“It’s the 2 year-olds and younger that are the biggest concern, as well as older adults,” said Summit County Public Health Director Amy Wineland. “Hospitals and clinics across the state are being flooded with little ones suffering from RSV that can make it hard for them to breathe and be very scary for parents.”
Wineland added that this week, one confirmed RSV outbreak was reported at Silverthorne Elementary along with several other probable outbreaks in childcare settings throughout the County.
According to the Colorado Department of Public Health and Environment (CDPHE), RSV causes respiratory tract illness in people of all ages, but infants, young children, and older adults are at greater risk of severe illness from RSV. It spreads by inhaling or having contact with virus-containing droplets (typically through the mouth, nose, or eyes) produced by a person with RSV infection when talking, coughing, and sneezing. While most people who get RSV will only have cold symptoms, it may be more severe in infants and young children, as well as older adults. Symptoms can include a runny or stuffy nose, sneezing, or coughing and can also include fever, decreased appetite, and difficulty breathing or wheezing.
CDPHE recommends the following steps to stay healthy and help maintain healthcare system access for those who are experiencing RSV-related symptoms.
- Getting vaccinated. Both flu and COVID-19 have effective, safe vaccines. Anyone 6 months and older can get vaccinated for flu and COVID-19. It is safe to get the vaccines together. There is no vaccine for RSV.
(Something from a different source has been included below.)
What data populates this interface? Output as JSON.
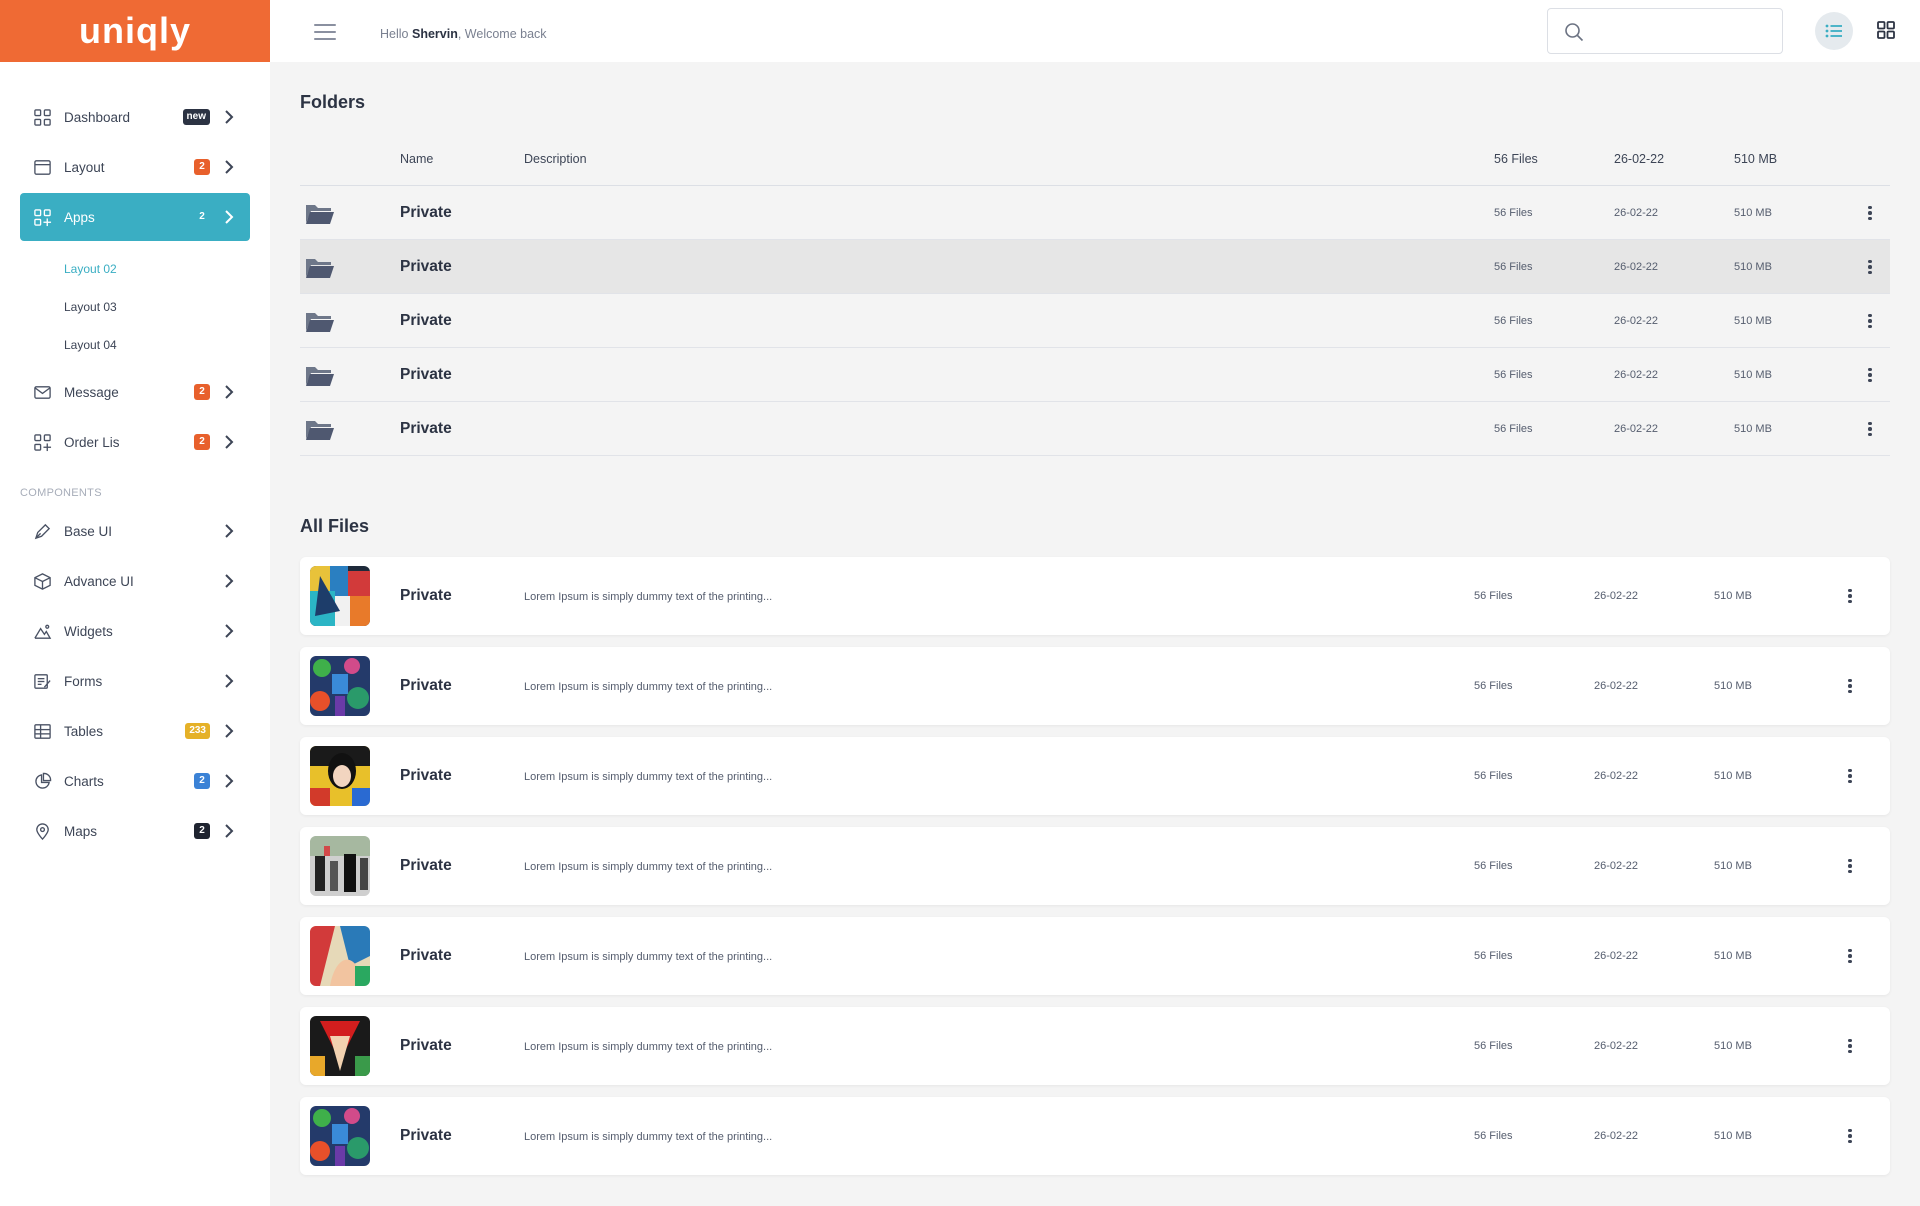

- Seeing or calling a health care provider or doctor before going to a busy emergency department when you or your child has respiratory symptoms. Your provider can help you determine the best ways to manage symptoms and when it is important to be seen in the clinic, urgent care, or emergency department.
- Staying home when sick, including not visiting or interacting with people who may be at higher risk, including older adults, young children, and infants. This is important to preventing the spread of viruses and causing outbreaks, which put additional strain on the hospital system.
- Wearing a mask in crowded places if you are experiencing symptoms
- Wash your hands frequently for at least 20 seconds with soap and water or use hand sanitizer with 60% alcohol.
- Covering your nose and mouth with a tissue or upper arm sleeve when you cough or sneeze, throw away the tissue after you use it, and clean hands as instructed above.
- Cleaning potentially contaminated surfaces, like doorknobs, tables, handrails, etc.
- Avoiding sharing cups, eating utensils, and touching your face with unwashed hands.
“What might feel like a mild cold for you can be very serious for another person,” Wineland said. “If we all do our part, we can help protect kids from getting sick and prevent the strain on our pediatric health care system.”
If your child is demonstrating early signs of RSV, consider calling a health care provider. Your provider can help you determine the best ways to manage symptoms and when it is important to be seen in the clinic, urgent care, or emergency department. If it is an emergency, pleasecall 9-1-1.